NEW YORK -- The three hardest pitches that Rafael Devers had ever seen quickly made him aware of the challenge he was up against while facing Albertin Chapman with the Red Sox down by a run in the top of the ninth inning on Sunday night at Yankee Stadium.When the
NEW YORK -- The three hardest pitches that Rafael Devers had ever seen quickly made him aware of the challenge he was up against while facing Albertin Chapman with the Red Sox down by a run in the top of the ninth inning on Sunday night at Yankee Stadium.
When the fourth came in, the 20-year-old Devers was ready, and he smashed the 102.8-mph offering for a stunning, game-tying solo shot to left-center that sparked the Red Sox to a thrilling, 3-2 victory over the Yankees in 10 innings.
• 5 amazing facts about Devers' homer
The 1-2 offering from Chapman was the hardest pitch any player has homered off since MLB started officially tracking pitch velocity in 2008. It was just the second homer Chapman has allowed to a lefty in his career. The first came against former Oriole Luke Scott at Camden Yards on June 26, 2011, during Chapman's second big league season.
"I was thinking hit the ball up the middle, but you can't plan a home run," said Devers. "He's just like any other pitcher. Obviously he's an All-Star. I didn't know that stat, but I just go about every at-bat the same."

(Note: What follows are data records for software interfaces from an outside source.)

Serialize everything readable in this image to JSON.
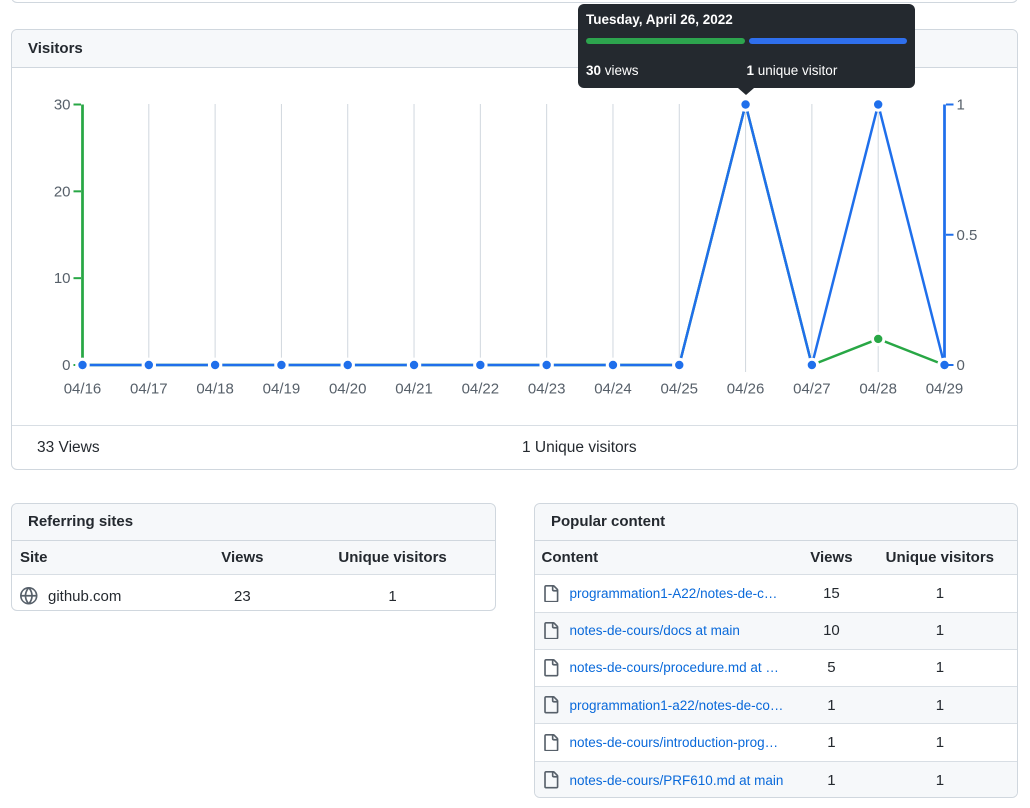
{
  "colors": {
    "page_background": "#ffffff",
    "card_border": "#d0d7de",
    "card_header_background": "#f6f8fa",
    "row_stripe": "#f6f8fa",
    "row_border": "#d8dee4",
    "text": "#24292f",
    "muted_text": "#57606a",
    "link": "#0969da",
    "views_green": "#28a745",
    "unique_blue": "#1f6feb",
    "tooltip_background": "#24292f"
  },
  "visitors_card": {
    "title": "Visitors",
    "summary_views": "33 Views",
    "summary_unique": "1 Unique visitors"
  },
  "tooltip": {
    "title": "Tuesday, April 26, 2022",
    "views_value": "30",
    "views_word": " views",
    "unique_value": "1",
    "unique_word": " unique visitor",
    "views_bar_color": "#2da44e",
    "unique_bar_color": "#2f6fed",
    "background": "#24292f"
  },
  "chart_data": {
    "type": "line",
    "categories": [
      "04/16",
      "04/17",
      "04/18",
      "04/19",
      "04/20",
      "04/21",
      "04/22",
      "04/23",
      "04/24",
      "04/25",
      "04/26",
      "04/27",
      "04/28",
      "04/29"
    ],
    "series": [
      {
        "name": "Views",
        "axis": "left",
        "color": "#28a745",
        "values": [
          0,
          0,
          0,
          0,
          0,
          0,
          0,
          0,
          0,
          0,
          30,
          0,
          3,
          0
        ]
      },
      {
        "name": "Unique visitors",
        "axis": "right",
        "color": "#1f6feb",
        "values": [
          0,
          0,
          0,
          0,
          0,
          0,
          0,
          0,
          0,
          0,
          1,
          0,
          1,
          0
        ]
      }
    ],
    "left_axis": {
      "range": [
        0,
        30
      ],
      "ticks": [
        0,
        10,
        20,
        30
      ],
      "labels": [
        "0",
        "10",
        "20",
        "30"
      ],
      "color": "#28a745"
    },
    "right_axis": {
      "range": [
        0,
        1
      ],
      "ticks": [
        0,
        0.5,
        1
      ],
      "labels": [
        "0",
        "0.5",
        "1"
      ],
      "color": "#1f6feb"
    },
    "grid": "vertical",
    "gridline_color": "#d0d7de",
    "tick_label_color": "#57606a"
  },
  "referring_sites": {
    "title": "Referring sites",
    "columns": [
      "Site",
      "Views",
      "Unique visitors"
    ],
    "row_icon": "globe-icon",
    "rows": [
      {
        "site": "github.com",
        "views": "23",
        "unique": "1"
      }
    ]
  },
  "popular_content": {
    "title": "Popular content",
    "columns": [
      "Content",
      "Views",
      "Unique visitors"
    ],
    "row_icon": "file-icon",
    "rows": [
      {
        "content": "programmation1-A22/notes-de-c…",
        "views": "15",
        "unique": "1"
      },
      {
        "content": "notes-de-cours/docs at main",
        "views": "10",
        "unique": "1"
      },
      {
        "content": "notes-de-cours/procedure.md at …",
        "views": "5",
        "unique": "1"
      },
      {
        "content": "programmation1-a22/notes-de-co…",
        "views": "1",
        "unique": "1"
      },
      {
        "content": "notes-de-cours/introduction-prog…",
        "views": "1",
        "unique": "1"
      },
      {
        "content": "notes-de-cours/PRF610.md at main",
        "views": "1",
        "unique": "1"
      }
    ]
  }
}
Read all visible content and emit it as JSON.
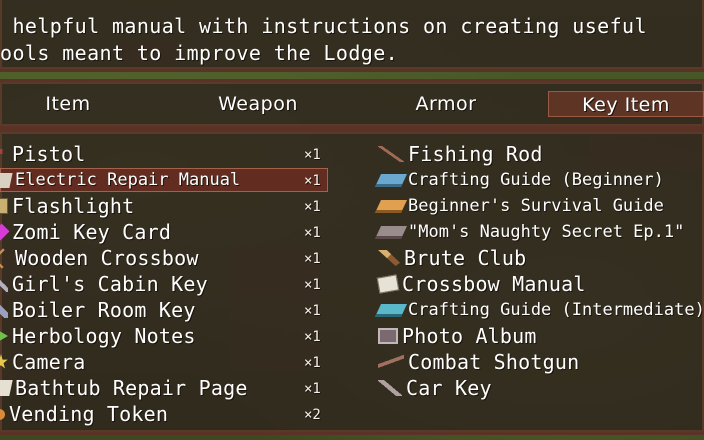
{
  "help": {
    "line1": " helpful manual with instructions on creating useful",
    "line2": "ools meant to improve the Lodge."
  },
  "tabs": [
    {
      "label": "Item",
      "selected": false
    },
    {
      "label": "Weapon",
      "selected": false
    },
    {
      "label": "Armor",
      "selected": false
    },
    {
      "label": "Key Item",
      "selected": true
    }
  ],
  "items_left": [
    {
      "name": "Pistol",
      "qty": "×1",
      "icon": "pistol-icon"
    },
    {
      "name": "Electric Repair Manual",
      "qty": "×1",
      "icon": "manual-icon",
      "selected": true
    },
    {
      "name": "Flashlight",
      "qty": "×1",
      "icon": "flashlight-icon"
    },
    {
      "name": "Zomi Key Card",
      "qty": "×1",
      "icon": "keycard-icon"
    },
    {
      "name": "Wooden Crossbow",
      "qty": "×1",
      "icon": "crossbow-icon"
    },
    {
      "name": "Girl's Cabin Key",
      "qty": "×1",
      "icon": "key-icon"
    },
    {
      "name": "Boiler Room Key",
      "qty": "×1",
      "icon": "key-icon"
    },
    {
      "name": "Herbology Notes",
      "qty": "×1",
      "icon": "herb-icon"
    },
    {
      "name": "Camera",
      "qty": "×1",
      "icon": "camera-icon"
    },
    {
      "name": "Bathtub Repair Page",
      "qty": "×1",
      "icon": "page-icon"
    },
    {
      "name": "Vending Token",
      "qty": "×2",
      "icon": "token-icon"
    }
  ],
  "items_right": [
    {
      "name": "Fishing Rod",
      "qty": "×",
      "icon": "fishing-rod-icon"
    },
    {
      "name": "Crafting Guide (Beginner)",
      "qty": "×",
      "icon": "book-icon"
    },
    {
      "name": "Beginner's Survival Guide",
      "qty": "×",
      "icon": "book-icon"
    },
    {
      "name": "\"Mom's Naughty Secret Ep.1\"",
      "qty": "×",
      "icon": "book-icon"
    },
    {
      "name": "Brute Club",
      "qty": "×",
      "icon": "club-icon"
    },
    {
      "name": "Crossbow Manual",
      "qty": "×",
      "icon": "scroll-icon"
    },
    {
      "name": "Crafting Guide (Intermediate)",
      "qty": "×",
      "icon": "book-icon"
    },
    {
      "name": "Photo Album",
      "qty": "×",
      "icon": "album-icon"
    },
    {
      "name": "Combat Shotgun",
      "qty": "×",
      "icon": "shotgun-icon"
    },
    {
      "name": "Car Key",
      "qty": "×",
      "icon": "car-key-icon"
    }
  ]
}
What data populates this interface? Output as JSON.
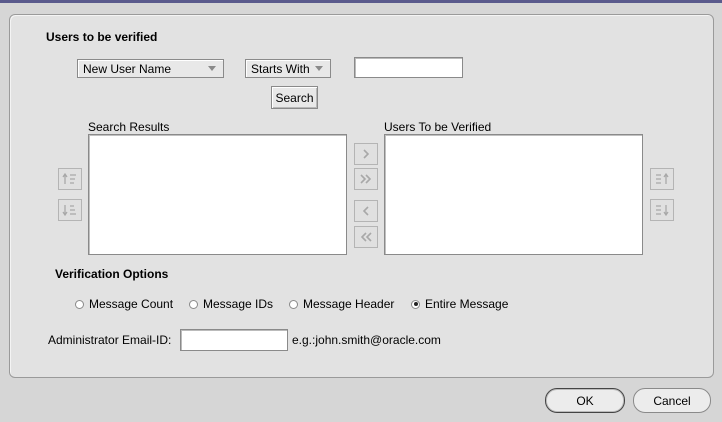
{
  "section_users": {
    "title": "Users to be verified"
  },
  "filter": {
    "field_select": "New User Name",
    "operator_select": "Starts With",
    "value": "",
    "search_button": "Search"
  },
  "lists": {
    "search_results_label": "Search Results",
    "to_verify_label": "Users To be Verified"
  },
  "icons": {
    "sort_ascending_left": "sort-ascending-icon",
    "sort_descending_left": "sort-descending-icon",
    "move_right": "move-right-icon",
    "move_all_right": "move-all-right-icon",
    "move_left": "move-left-icon",
    "move_all_left": "move-all-left-icon",
    "move_up_right": "move-up-icon",
    "move_down_right": "move-down-icon"
  },
  "verification": {
    "title": "Verification Options",
    "options": [
      "Message Count",
      "Message IDs",
      "Message Header",
      "Entire Message"
    ],
    "selected": "Entire Message"
  },
  "admin": {
    "label": "Administrator Email-ID:",
    "value": "",
    "example": "e.g.:john.smith@oracle.com"
  },
  "footer": {
    "ok_label": "OK",
    "cancel_label": "Cancel"
  }
}
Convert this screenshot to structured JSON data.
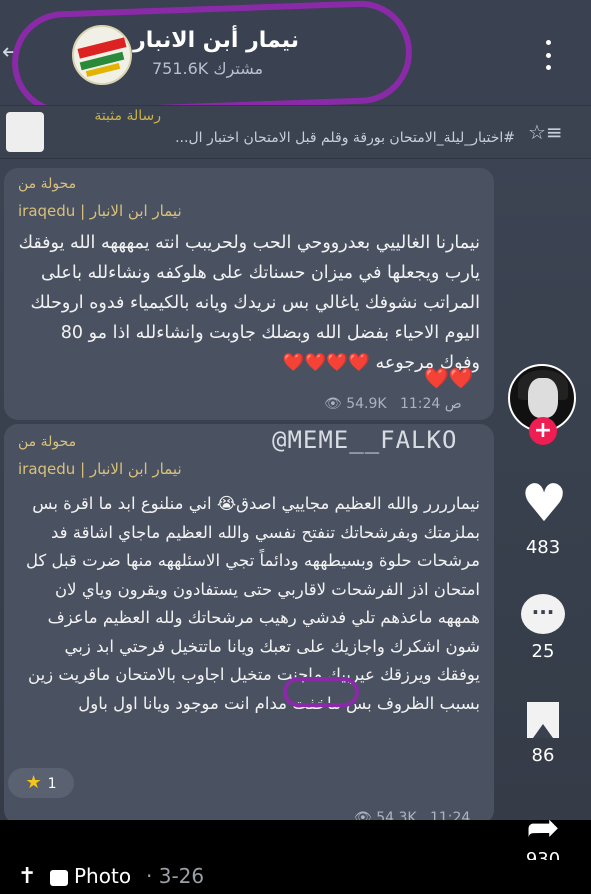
{
  "header": {
    "channel_name": "نيمار أبن الانبار",
    "subscribers": "751.6K مشترك",
    "back_glyph": "←",
    "menu_icon": "more-vertical-icon"
  },
  "pinned": {
    "title": "رسالة مثبتة",
    "text": "#اختبار_ليلة_الامتحان   بورقة وقلم قبل الامتحان اختبار ال..."
  },
  "messages": [
    {
      "forwarded_label": "محولة من",
      "source": "iraqedu | نيمار ابن الانبار",
      "text": "نيمارنا الغالييي بعدرووحي الحب ولحريبب انته يمهههه الله يوفقك يارب ويجعلها في ميزان حسناتك على هلوكفه ونشاءلله باعلى المراتب نشوفك ياغالي بس نريدك ويانه بالكيمياء فدوه اروحلك اليوم الاحياء بفضل الله وبضلك جاوبت وانشاءلله اذا مو 80 وفوك مرجوعه",
      "hearts_inline": "❤️❤️❤️❤️",
      "hearts_row2": "❤️❤️",
      "views": "54.9K",
      "time": "11:24 ص"
    },
    {
      "forwarded_label": "محولة من",
      "source": "iraqedu | نيمار ابن الانبار",
      "text": "نيمارررر والله العظيم مجاييي اصدق😭 اني منلنوع ابد ما اقرة بس بملزمتك وبفرشحاتك تنفتح نفسي والله العظيم ماجاي اشاقة فد مرشحات حلوة وبسيطههه ودائماً تجي الاسئلههه منها ضرت قبل كل امتحان اذز الفرشحات لاقاربي حتى يستفادون ويقرون وياي لان همههه ماعذهم تلي فدشي رهيب مرشحاتك ولله العظيم ماعزف شون اشكرك واجازيك على تعبك ويانا ماتتخيل فرحتي ابد زبي يوفقك ويرزقك عيربيك ماجنت متخيل اجاوب بالامتحان ماقريت زين بسبب الظروف بس ماخفت مدام انت موجود ويانا اول باول",
      "reaction_count": "1",
      "views": "54.3K",
      "time": "11:24"
    }
  ],
  "watermark": "@MEME__FALKO",
  "rail": {
    "likes": "483",
    "comments": "25",
    "saves": "86",
    "shares": "930"
  },
  "bottom": {
    "type_label": "Photo",
    "date": "· 3-26"
  },
  "colors": {
    "highlight": "#8a2aa8",
    "tiktok_red": "#ee1d52",
    "bubble": "#4a5262",
    "forward_gold": "#d9c07a"
  }
}
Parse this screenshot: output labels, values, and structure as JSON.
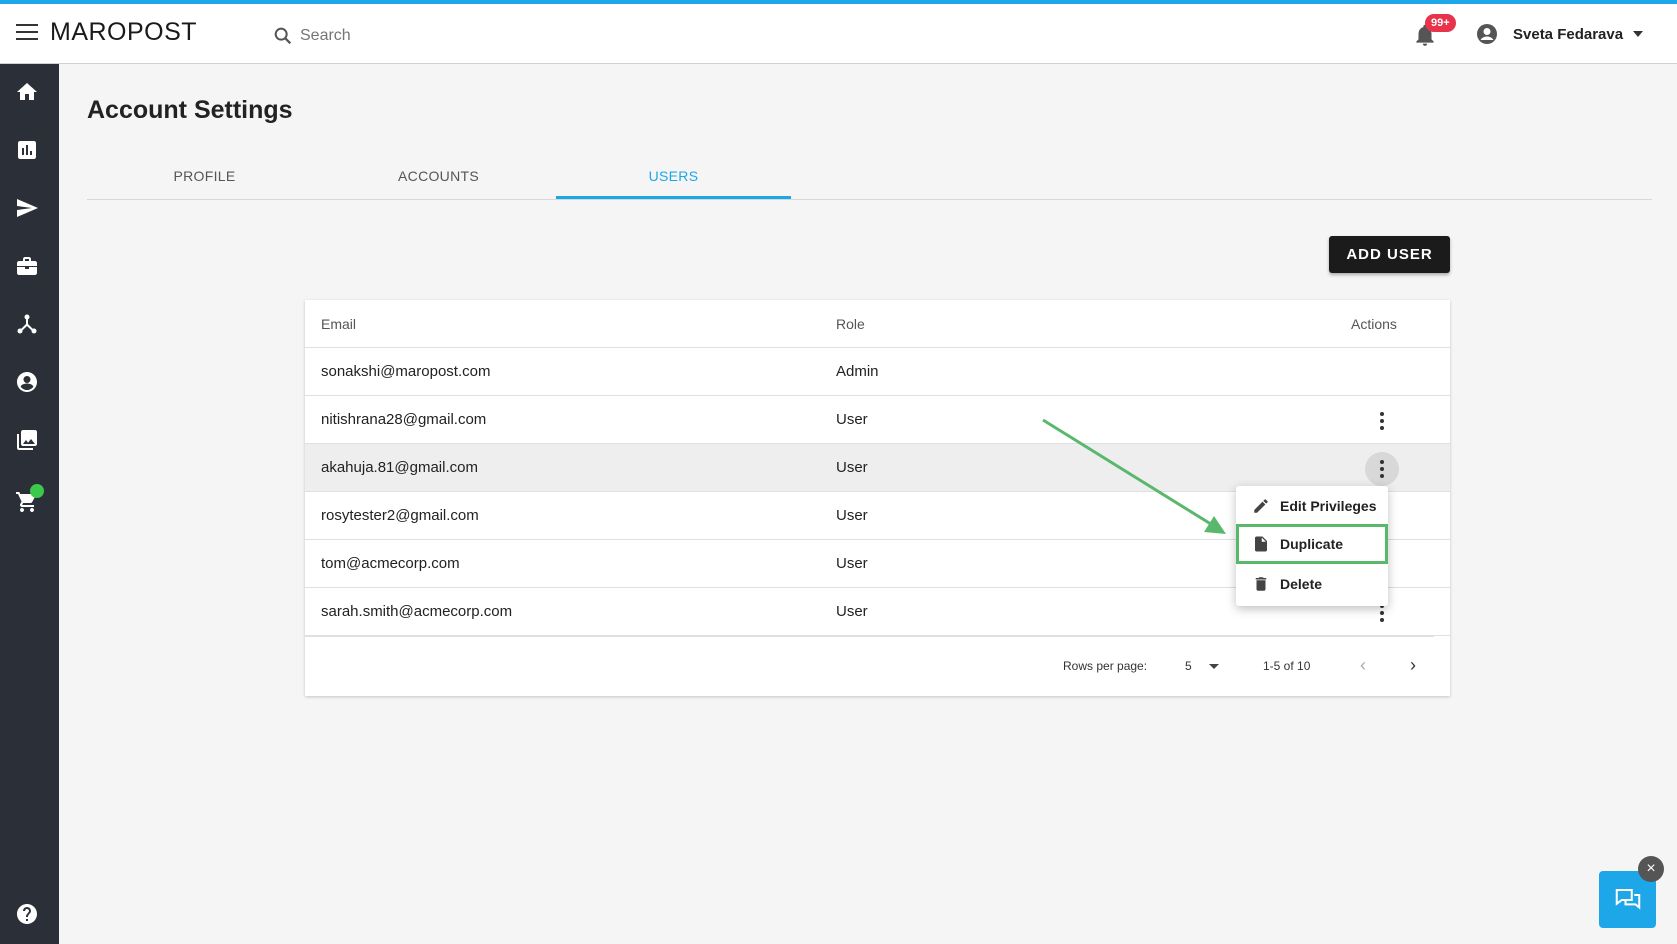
{
  "header": {
    "logo": "MAROPOST",
    "search_placeholder": "Search",
    "notification_badge": "99+",
    "user_name": "Sveta Fedarava"
  },
  "page": {
    "title": "Account Settings",
    "tabs": [
      {
        "label": "PROFILE"
      },
      {
        "label": "ACCOUNTS"
      },
      {
        "label": "USERS"
      }
    ],
    "active_tab": "USERS",
    "add_user_label": "ADD USER"
  },
  "table": {
    "columns": [
      "Email",
      "Role",
      "Actions"
    ],
    "rows": [
      {
        "email": "sonakshi@maropost.com",
        "role": "Admin"
      },
      {
        "email": "nitishrana28@gmail.com",
        "role": "User"
      },
      {
        "email": "akahuja.81@gmail.com",
        "role": "User"
      },
      {
        "email": "rosytester2@gmail.com",
        "role": "User"
      },
      {
        "email": "tom@acmecorp.com",
        "role": "User"
      },
      {
        "email": "sarah.smith@acmecorp.com",
        "role": "User"
      }
    ],
    "footer": {
      "rows_per_page_label": "Rows per page:",
      "rows_per_page_value": "5",
      "range": "1-5 of 10"
    }
  },
  "context_menu": {
    "items": [
      {
        "label": "Edit Privileges",
        "icon": "pencil-icon"
      },
      {
        "label": "Duplicate",
        "icon": "document-icon"
      },
      {
        "label": "Delete",
        "icon": "trash-icon"
      }
    ]
  },
  "sidebar": {
    "icons": [
      "home-icon",
      "bar-chart-icon",
      "send-icon",
      "briefcase-icon",
      "network-icon",
      "account-circle-icon",
      "image-gallery-icon",
      "cart-icon",
      "help-icon"
    ]
  },
  "colors": {
    "accent": "#1ea7e8",
    "sidebar_bg": "#2b2f38",
    "highlight_green": "#5ab86c",
    "badge_red": "#e8334a"
  }
}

Chapman was admittedly a little stunned.
"Yes, a little bit, especially being a left-handed batter there," Chapman said. "I think it's been a while since a lefty has hit a homer off me. He is a good young player who was able to take advantage of a high pitch there and made good contact."
In his first three weeks with the Red Sox, Devers has proved to be unflappable, and this was the most impressive demonstration yet.
"Yeah, an incredible swing off a 100-mph-plus fastball," said Red Sox manager John Farrell. "He doesn't fear the moment. He's jumped feet-first into this rivalry, and it couldn't come at a better time."
It was an important swing victory in the standings, as the Red Sox increased their lead over the Yankees to a season-high 5 1/2 games in the American League East.
"It's huge," said left fielder Andrew Benintendi. "We get there, we're down one in the ninth, Chapman is in there and there was an out already. Devers, huge at-bat. It's not easy to stand in there with a guy throwing 103, so it just kind of shows you the player that Devers is."
The first pitch was a 102.4-mph heater for a called strike. Devers watched ball one go by at 102-mph and foul tipped a 102.1-mph fastball for strike two. But he roped the one that counted. According to Statcast™, Devers' home run off Chapman left the bat with an exit velocity of 105.9 mph, and traveled a projected 423 feet.
"I've seen 100, but never 103," said Devers. "Just let him throw pitches, see pitches and hit the one that I like."
For the Red Sox, the blast is sure to go down as one of their signature highlights of the season.
"I literally jumped up when he hit it," said Red Sox lefty Chris Sale, who fired seven dazzling innings. "I was in the trainer's room doing some work and, I mean, you can't help but smile. Talk about a moment in a game, for a guy like him, a young guy, a rookie, it's huge, and that's why you love him. That's why he's here, and those are the things we've almost come to expect out of him."
Devers clapped with joy as he rounded the bases following his first big rivalry moment.
"Yeah, this is one of the biggest rivalries that there are in sports," said Devers. "The fans get into it, and it's something that I would watch it on TV and see how tense it could get. But being here and seeing how the fans react and how each team reacts to each other is big.
"For me, it's different because there's a lot more people in the stands at these games. That made me a bit nervous in the first couple of games in the series, just knowing how many people there are in the seats. But after I got to settle in, I felt pretty good."
When the Red Sox promoted Devers from Triple-A Pawtucket on July 24, they projected he could handle the pressure of playing in a pennant race and hoped he would adapt quickly to Major League pitching. Thus far, they were right on both fronts.
In his first 15 games, Devers is slashing .328/.391/.586 with four homers and 10 RBIs.
"We've talked all along, as Raffy has continued to compile at-bats, there's a presence in the moment," said Farrell. "There's calmness. He doesn't seem to be fazed by the stage."
Ian Browne has covered the Red Sox for MLB.com since 2002. Follow him on Twitter @IanMBrowne and Facebook.